To answer the reader's question, yes, I believe Romney would do better than McCain in November. First, he's won more conservative votes than either McCain or Huckabee, which is a clear indication that he has a good shot at rallying the base. Second, Romney hasn't won any Southern states, but he also hasn't been routed in any of them, with the exception of Arkansas. There is no reason to believe that Romney couldn't carry these very red states if he were the nominee (thus taking Huckabee out of the equation), again given his demonstrated strength with the base.
Lastly, let's not forget that the Democrats are energized, organized, and have a ton of money. McCain mismanaged his campaign nearly to the point of extinction when the race had barely heated up last summer, and had to pledge his donor lists as collateral to get a $3 million loan to keep his campaign afloat in the fall. His fund raising "prowess" is exceptionally weak, and his campaign has very little ground organization. McCain's ability to manage a large campaign enterprise has not been demonstrated by any objective measure.
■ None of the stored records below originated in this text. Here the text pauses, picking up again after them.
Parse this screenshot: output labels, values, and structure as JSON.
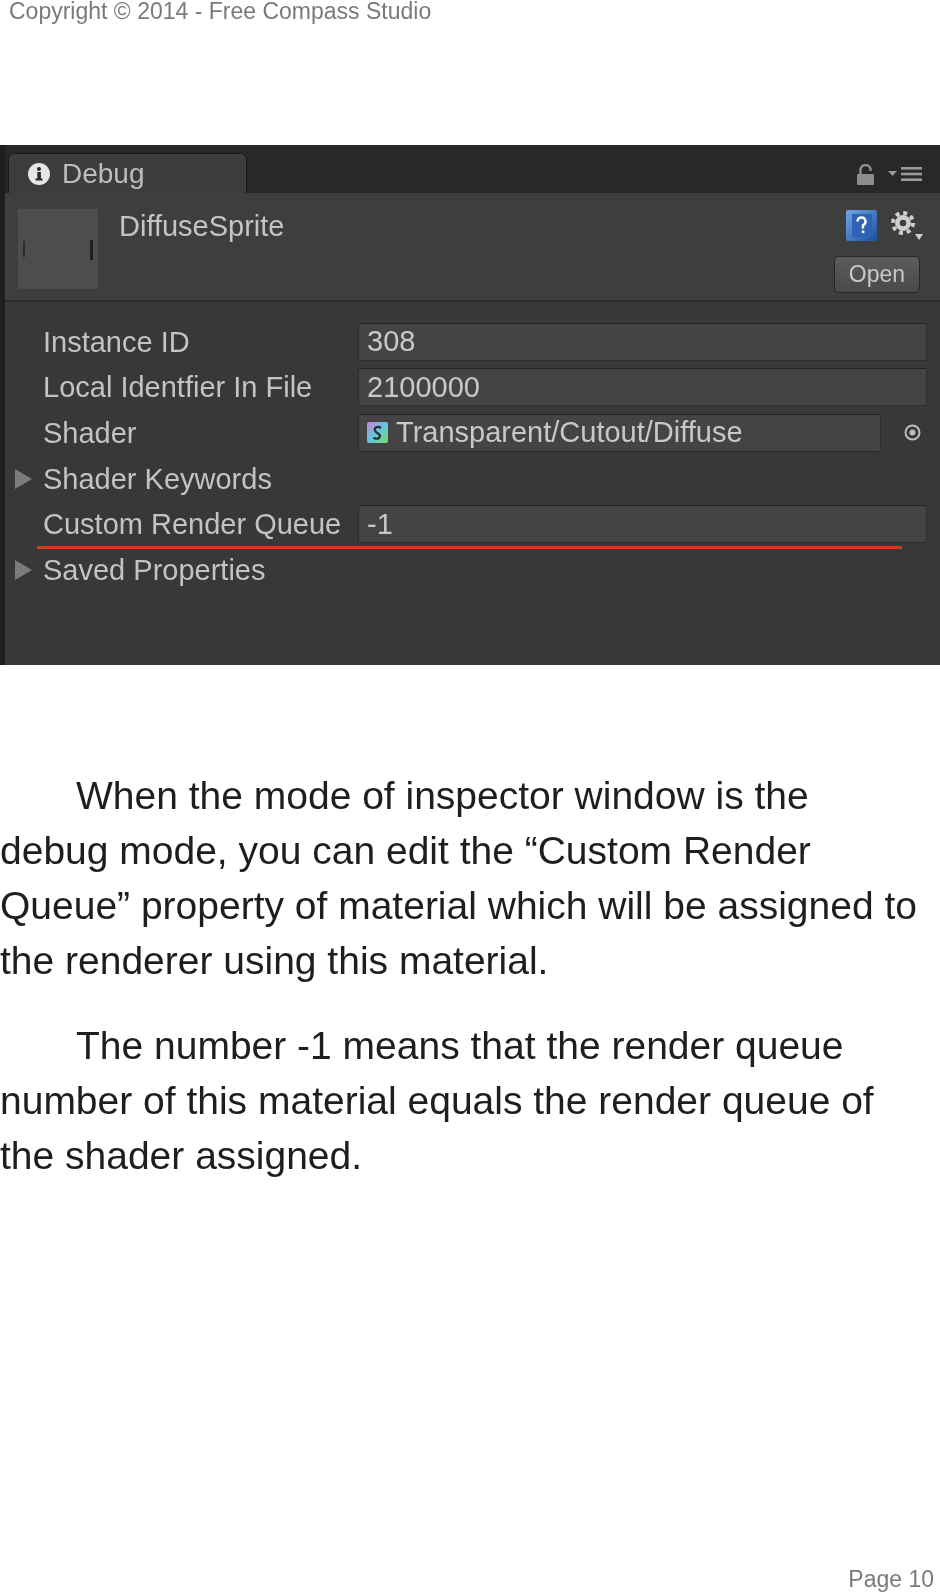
{
  "header": {
    "copyright": "Copyright © 2014 - Free Compass Studio"
  },
  "inspector": {
    "tabs": [
      {
        "label": "Debug",
        "selected": true
      }
    ],
    "asset": {
      "name": "DiffuseSprite",
      "button": "Open"
    },
    "properties": [
      {
        "kind": "field",
        "label": "Instance ID",
        "value": "308",
        "highlighted": false
      },
      {
        "kind": "field",
        "label": "Local Identfier In File",
        "value": "2100000",
        "highlighted": false
      },
      {
        "kind": "object",
        "label": "Shader",
        "value": "Transparent/Cutout/Diffuse",
        "highlighted": false
      },
      {
        "kind": "foldout",
        "label": "Shader Keywords",
        "expanded": false,
        "highlighted": false
      },
      {
        "kind": "field",
        "label": "Custom Render Queue",
        "value": "-1",
        "highlighted": true
      },
      {
        "kind": "foldout",
        "label": "Saved Properties",
        "expanded": false,
        "highlighted": false
      }
    ]
  },
  "paragraphs": [
    "When the mode of inspector window is the debug mode, you can edit the “Custom Render Queue” property of material which will be assigned to the renderer using this material.",
    "The number -1 means that the render queue number of this material equals the render queue of the shader assigned."
  ],
  "footer": {
    "page": "Page 10"
  }
}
Romney has raised more money than any other Republican, and has done little but manage large enterprises his whole life.
Not to mention that Romney has his personal wealth to draw on, he has no issues in terms of age or health (McCain will be 12 or 26 years older than the Democrat), he has no personal baggage (McCain's temper, Keating 5, multiple affairs, leaving his sick wife, etc.), and he has actual executive experience which neither McCain, Clinton, or Obama can claim.
So, in all of my verbosity, yes, I think that Romney would stand a better chance of winning against the Democrats in November. But, alas, the blue states and the 10-month-out polls say otherwise.